#### [WHAT IS REQUIRED]
Using the string "alarms" as the key, pull each matching line out of the records below.

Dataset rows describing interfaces
╭──
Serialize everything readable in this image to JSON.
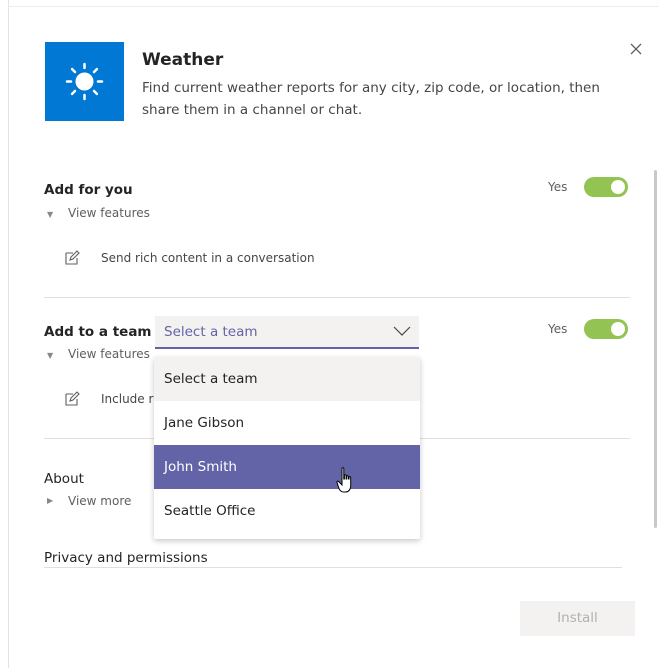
{
  "app": {
    "title": "Weather",
    "description": "Find current weather reports for any city, zip code, or location, then share them in a channel or chat.",
    "icon": "sun-icon",
    "accent_color": "#0078d4"
  },
  "close_icon": "close-icon",
  "add_for_you": {
    "title": "Add for you",
    "toggle_label": "Yes",
    "toggle_on": true,
    "view_features": "View features",
    "feature": "Send rich content in a conversation"
  },
  "add_to_team": {
    "title": "Add to a team",
    "select_value": "Select a team",
    "toggle_label": "Yes",
    "toggle_on": true,
    "view_features": "View features",
    "feature": "Include ri",
    "options": [
      "Select a team",
      "Jane Gibson",
      "John Smith",
      "Seattle Office"
    ],
    "highlighted_option": "John Smith"
  },
  "about": {
    "title": "About",
    "view_more": "View more"
  },
  "privacy": {
    "title": "Privacy and permissions"
  },
  "install_button": "Install",
  "colors": {
    "toggle_on": "#92c353",
    "brand_purple": "#6264a7",
    "install_disabled_bg": "#f3f2f1"
  }
}
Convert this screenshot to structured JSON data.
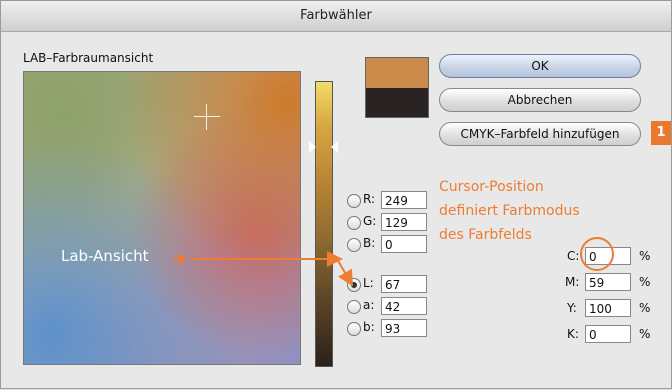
{
  "window": {
    "title": "Farbwähler"
  },
  "panel": {
    "title": "LAB–Farbraumansicht"
  },
  "buttons": {
    "ok": "OK",
    "cancel": "Abbrechen",
    "add_swatch": "CMYK–Farbfeld hinzufügen"
  },
  "badge": "1",
  "swatches": {
    "new_color": "#c98a4a",
    "old_color": "#2a2324"
  },
  "rgb": {
    "r_label": "R:",
    "r": "249",
    "g_label": "G:",
    "g": "129",
    "b_label": "B:",
    "b": "0"
  },
  "lab": {
    "l_label": "L:",
    "l": "67",
    "a_label": "a:",
    "a": "42",
    "b_label": "b:",
    "b": "93",
    "selected": "L"
  },
  "cmyk": {
    "c_label": "C:",
    "c": "0",
    "m_label": "M:",
    "m": "59",
    "y_label": "Y:",
    "y": "100",
    "k_label": "K:",
    "k": "0",
    "unit": "%"
  },
  "annotations": {
    "cursor_line1": "Cursor-Position",
    "cursor_line2": "definiert Farbmodus",
    "cursor_line3": "des Farbfelds",
    "lab_view": "Lab-Ansicht"
  },
  "colors": {
    "accent": "#ec7d32"
  }
}
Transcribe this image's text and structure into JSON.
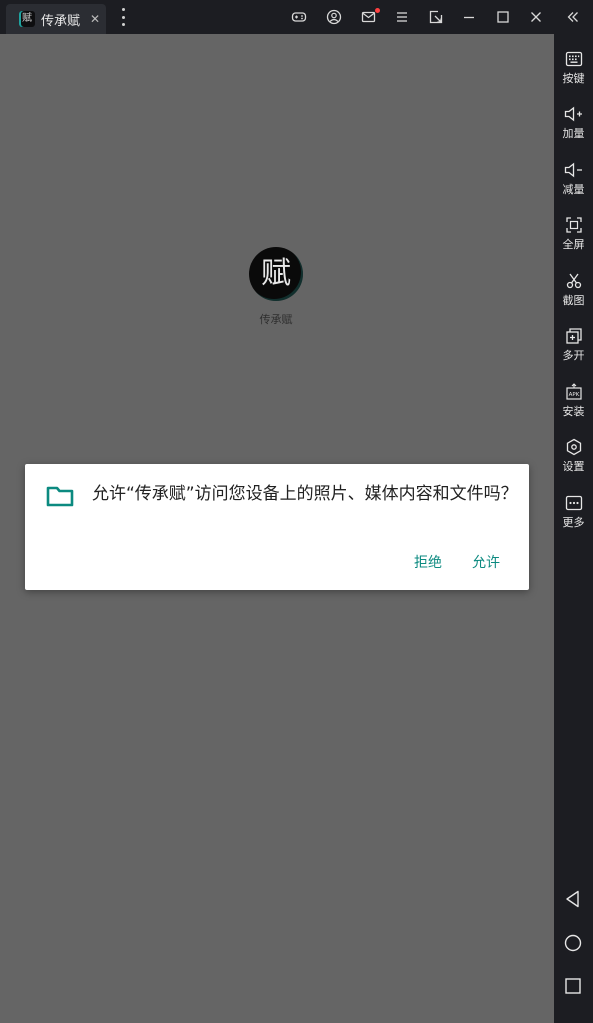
{
  "titlebar": {
    "tab_title": "传承赋",
    "tab_icon_glyph": "赋",
    "close_glyph": "✕",
    "icons": [
      "gamepad-icon",
      "account-icon",
      "mail-icon",
      "menu-icon",
      "window-pin-icon",
      "minimize-icon",
      "maximize-icon",
      "close-icon",
      "collapse-panel-icon"
    ],
    "mail_badge_color": "#ff4040"
  },
  "screen": {
    "app_icon_glyph": "赋",
    "app_label": "传承赋",
    "background_color": "#656565"
  },
  "dialog": {
    "message": "允许“传承赋”访问您设备上的照片、媒体内容和文件吗？",
    "deny_label": "拒绝",
    "allow_label": "允许",
    "accent_color": "#0c8a80"
  },
  "sidepanel": {
    "items": [
      {
        "label": "按键",
        "icon": "keyboard-icon"
      },
      {
        "label": "加量",
        "icon": "volume-up-icon"
      },
      {
        "label": "减量",
        "icon": "volume-down-icon"
      },
      {
        "label": "全屏",
        "icon": "fullscreen-icon"
      },
      {
        "label": "截图",
        "icon": "scissors-icon"
      },
      {
        "label": "多开",
        "icon": "multi-instance-icon"
      },
      {
        "label": "安装",
        "icon": "apk-install-icon"
      },
      {
        "label": "设置",
        "icon": "settings-icon"
      },
      {
        "label": "更多",
        "icon": "more-icon"
      }
    ],
    "nav": [
      "back-icon",
      "home-icon",
      "recents-icon"
    ]
  }
}
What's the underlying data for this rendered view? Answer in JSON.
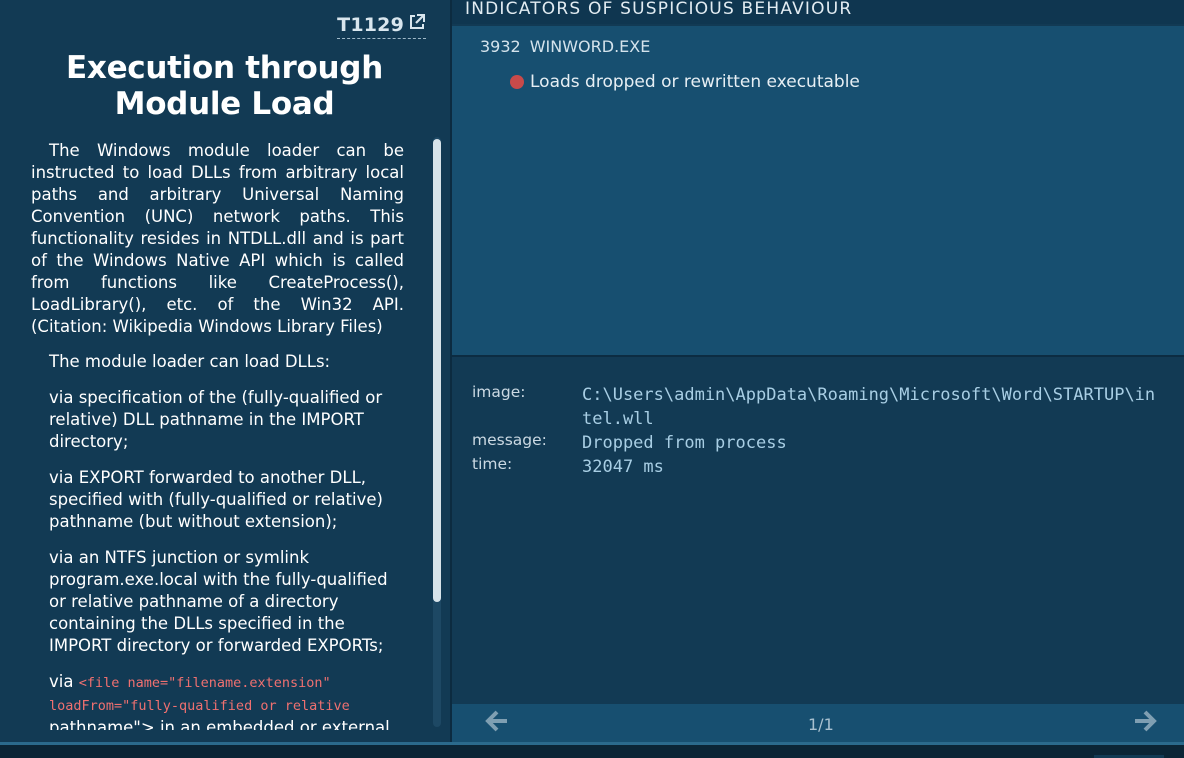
{
  "technique": {
    "id": "T1129",
    "title": "Execution through Module Load",
    "link_icon": "external-link-icon",
    "description": {
      "para1": "The Windows module loader can be instructed to load DLLs from arbitrary local paths and arbitrary Universal Naming Convention (UNC) network paths. This functionality resides in NTDLL.dll and is part of the Windows Native API which is called from functions like CreateProcess(), LoadLibrary(), etc. of the Win32 API. (Citation: Wikipedia Windows Library Files)",
      "para2": "The module loader can load DLLs:",
      "para3": "via specification of the (fully-qualified or relative) DLL pathname in the IMPORT directory;",
      "para4": "via EXPORT forwarded to another DLL, specified with (fully-qualified or relative) pathname (but without extension);",
      "para5": "via an NTFS junction or symlink program.exe.local with the fully-qualified or relative pathname of a directory containing the DLLs specified in the IMPORT directory or forwarded EXPORTs;",
      "para6_prefix": "via",
      "para6_code": "<file name=\"filename.extension\" loadFrom=\"fully-qualified or relative",
      "para6_rest": "pathname\"> in an embedded or external"
    }
  },
  "indicators": {
    "header": "INDICATORS OF SUSPICIOUS BEHAVIOUR",
    "process_pid": "3932",
    "process_name": "WINWORD.EXE",
    "items": [
      {
        "label": "Loads dropped or rewritten executable",
        "severity_color": "#c84a4a"
      }
    ]
  },
  "details": {
    "image_label": "image:",
    "image_value": "C:\\Users\\admin\\AppData\\Roaming\\Microsoft\\Word\\STARTUP\\intel.wll",
    "message_label": "message:",
    "message_value": "Dropped from process",
    "time_label": "time:",
    "time_value": "32047 ms"
  },
  "pagination": {
    "text": "1/1",
    "prev_icon": "arrow-left-icon",
    "next_icon": "arrow-right-icon"
  },
  "colors": {
    "panel_dark": "#123a54",
    "panel_light": "#174f70",
    "alert_red": "#c84a4a",
    "code_red": "#ef7070",
    "mono_value": "#a8cee4"
  }
}
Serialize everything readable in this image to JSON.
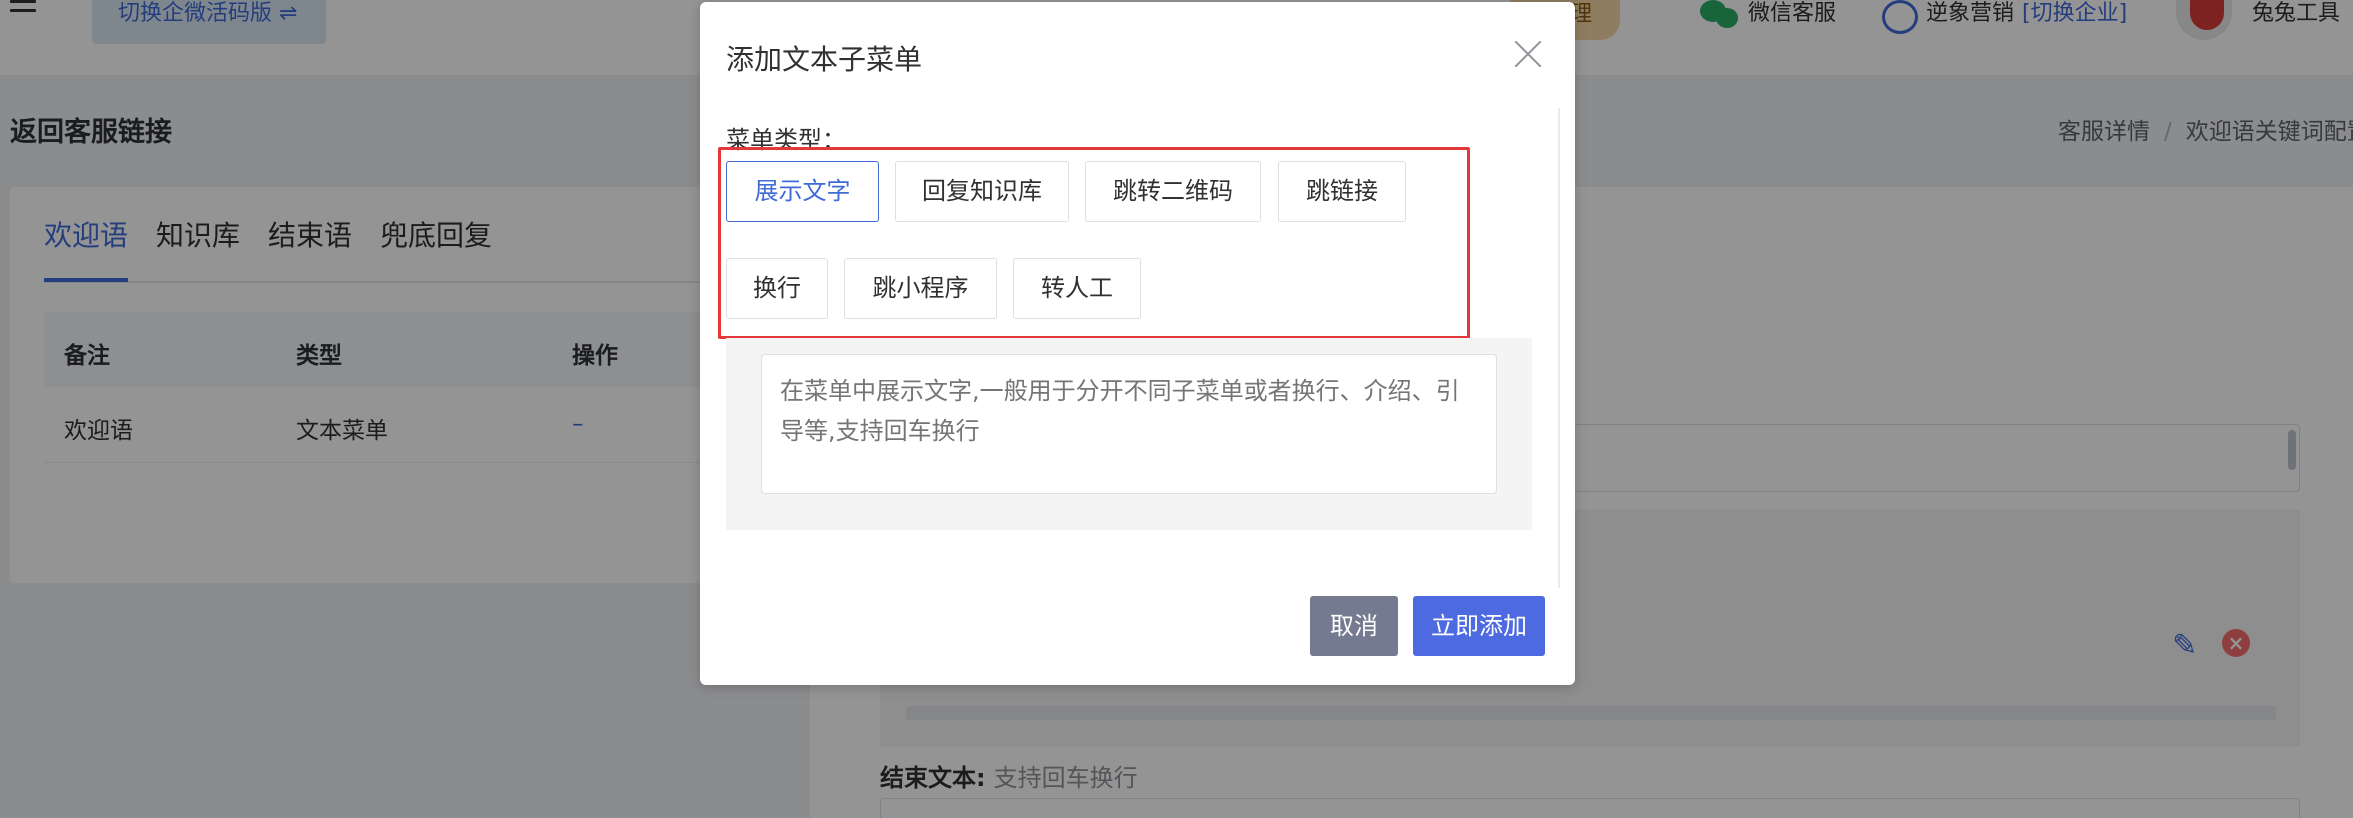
{
  "topbar": {
    "switch_label": "切换企微活码版 ⇌",
    "tab_partial": "理",
    "wechat_service": "微信客服",
    "marketing": "逆象营销",
    "switch_company": "[切换企业]",
    "user_name": "兔兔工具"
  },
  "page": {
    "back_title": "返回客服链接",
    "breadcrumb": [
      "客服详情",
      "欢迎语关键词配置"
    ]
  },
  "left_panel": {
    "tabs": [
      "欢迎语",
      "知识库",
      "结束语",
      "兜底回复"
    ],
    "active_tab": 0,
    "columns": [
      "备注",
      "类型",
      "操作"
    ],
    "rows": [
      {
        "remark": "欢迎语",
        "type": "文本菜单",
        "action": "–"
      }
    ]
  },
  "right_panel": {
    "end_text_label": "结束文本:",
    "end_text_placeholder": "支持回车换行"
  },
  "dialog": {
    "title": "添加文本子菜单",
    "menu_type_label": "菜单类型：",
    "options": [
      "展示文字",
      "回复知识库",
      "跳转二维码",
      "跳链接",
      "换行",
      "跳小程序",
      "转人工"
    ],
    "active_option": "展示文字",
    "description_placeholder": "在菜单中展示文字,一般用于分开不同子菜单或者换行、介绍、引导等,支持回车换行",
    "cancel_label": "取消",
    "confirm_label": "立即添加"
  },
  "colors": {
    "primary": "#3f6ad8",
    "highlight_border": "#e5383b",
    "cancel_button": "#747a8f",
    "confirm_button": "#4e6ae0"
  }
}
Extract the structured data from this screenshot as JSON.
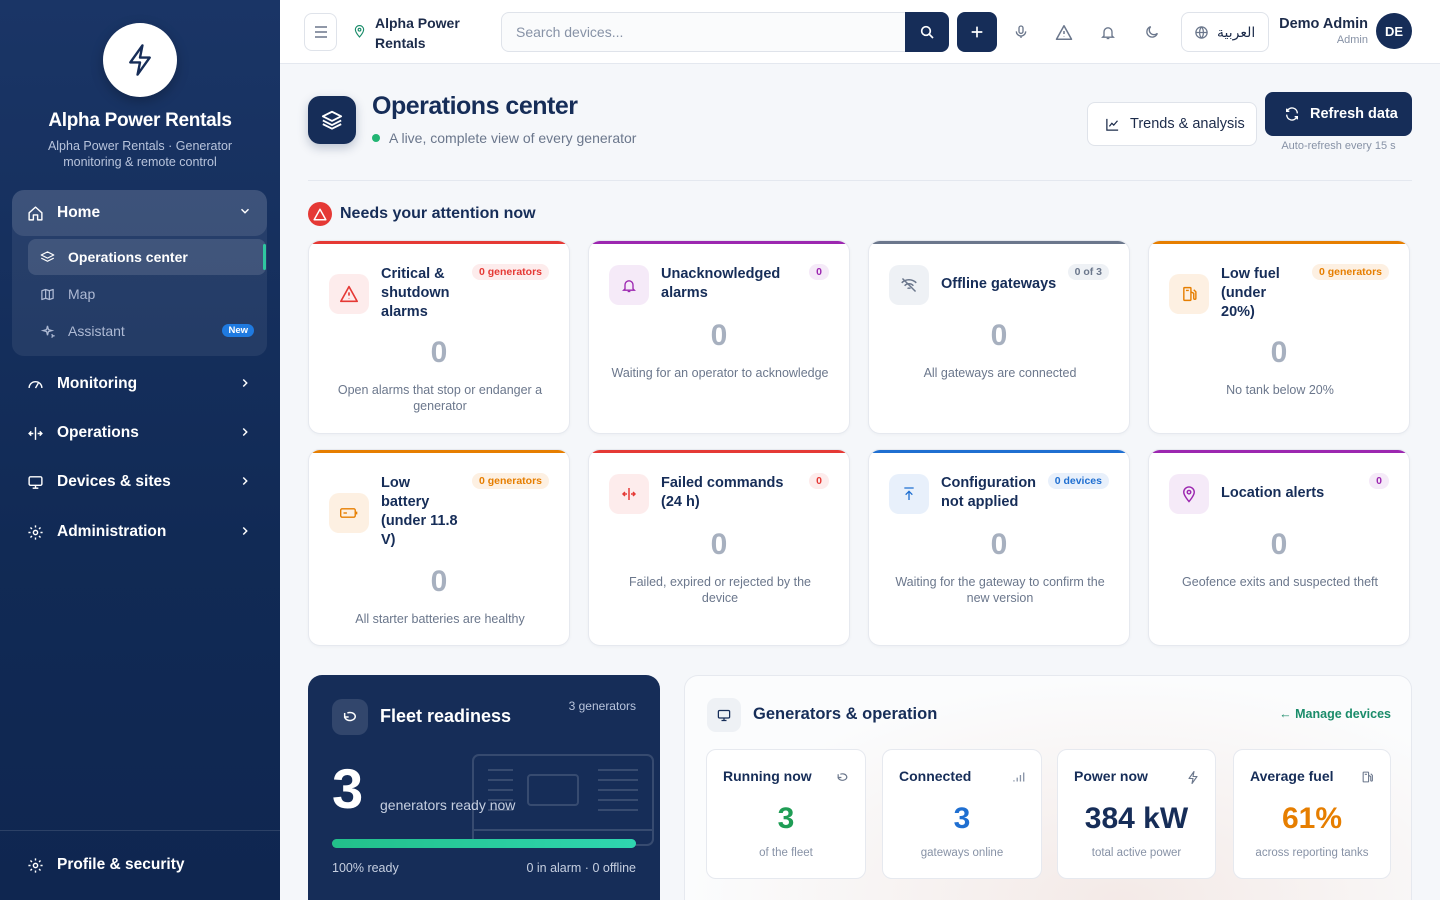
{
  "app": {
    "brand_name": "Alpha Power Rentals",
    "brand_tagline": "Alpha Power Rentals · Generator monitoring & remote control"
  },
  "sidebar": {
    "home": {
      "label": "Home",
      "icon": "home-icon"
    },
    "sub_items": [
      {
        "label": "Operations center",
        "icon": "layers-icon",
        "active": true
      },
      {
        "label": "Map",
        "icon": "map-icon"
      },
      {
        "label": "Assistant",
        "icon": "sparkles-icon",
        "badge": "New"
      }
    ],
    "items": [
      {
        "label": "Monitoring",
        "icon": "gauge-icon"
      },
      {
        "label": "Operations",
        "icon": "operations-icon"
      },
      {
        "label": "Devices & sites",
        "icon": "monitor-icon"
      },
      {
        "label": "Administration",
        "icon": "gear-icon"
      }
    ],
    "footer": {
      "label": "Profile & security",
      "icon": "gear-icon"
    }
  },
  "topbar": {
    "location": "Alpha Power Rentals",
    "search_placeholder": "Search devices...",
    "language": "العربية",
    "user_name": "Demo Admin",
    "user_role": "Admin",
    "avatar_initials": "DE"
  },
  "header": {
    "title": "Operations center",
    "subtitle": "A live, complete view of every generator",
    "trends_label": "Trends & analysis",
    "refresh_label": "Refresh data",
    "auto_refresh": "Auto-refresh every 15 s"
  },
  "attention": {
    "title": "Needs your attention now",
    "cards": [
      {
        "title": "Critical & shutdown alarms",
        "badge": "0 generators",
        "value": "0",
        "desc": "Open alarms that stop or endanger a generator",
        "color": "#e53935"
      },
      {
        "title": "Unacknowledged alarms",
        "badge": "0",
        "value": "0",
        "desc": "Waiting for an operator to acknowledge",
        "color": "#9c27b0"
      },
      {
        "title": "Offline gateways",
        "badge": "0 of 3",
        "value": "0",
        "desc": "All gateways are connected",
        "color": "#6b778c"
      },
      {
        "title": "Low fuel (under 20%)",
        "badge": "0 generators",
        "value": "0",
        "desc": "No tank below 20%",
        "color": "#e67e00"
      },
      {
        "title": "Low battery (under 11.8 V)",
        "badge": "0 generators",
        "value": "0",
        "desc": "All starter batteries are healthy",
        "color": "#e67e00"
      },
      {
        "title": "Failed commands (24 h)",
        "badge": "0",
        "value": "0",
        "desc": "Failed, expired or rejected by the device",
        "color": "#e53935"
      },
      {
        "title": "Configuration not applied",
        "badge": "0 devices",
        "value": "0",
        "desc": "Waiting for the gateway to confirm the new version",
        "color": "#1f6fd1"
      },
      {
        "title": "Location alerts",
        "badge": "0",
        "value": "0",
        "desc": "Geofence exits and suspected theft",
        "color": "#9c27b0"
      }
    ]
  },
  "fleet": {
    "title": "Fleet readiness",
    "count_label": "3 generators",
    "ready_value": "3",
    "ready_label": "generators ready now",
    "ready_fraction": 1.0,
    "ready_text": "100% ready",
    "status_text": "0 in alarm · 0 offline"
  },
  "generators": {
    "title": "Generators & operation",
    "manage_link": "← Manage devices",
    "stats": [
      {
        "title": "Running now",
        "value": "3",
        "desc": "of the fleet",
        "color": "#1f9d55",
        "icon": "running-icon"
      },
      {
        "title": "Connected",
        "value": "3",
        "desc": "gateways online",
        "color": "#1f6fd1",
        "icon": "signal-icon"
      },
      {
        "title": "Power now",
        "value": "384 kW",
        "desc": "total active power",
        "color": "#162d58",
        "icon": "bolt-icon"
      },
      {
        "title": "Average fuel",
        "value": "61%",
        "desc": "across reporting tanks",
        "color": "#e67e00",
        "icon": "fuel-icon"
      }
    ]
  }
}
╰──
#### [RESULT FOR THIS TASK]
        "title": "Critical & shutdown alarms",
        "desc": "Open alarms that stop or endanger a generator",
        "title": "Unacknowledged alarms",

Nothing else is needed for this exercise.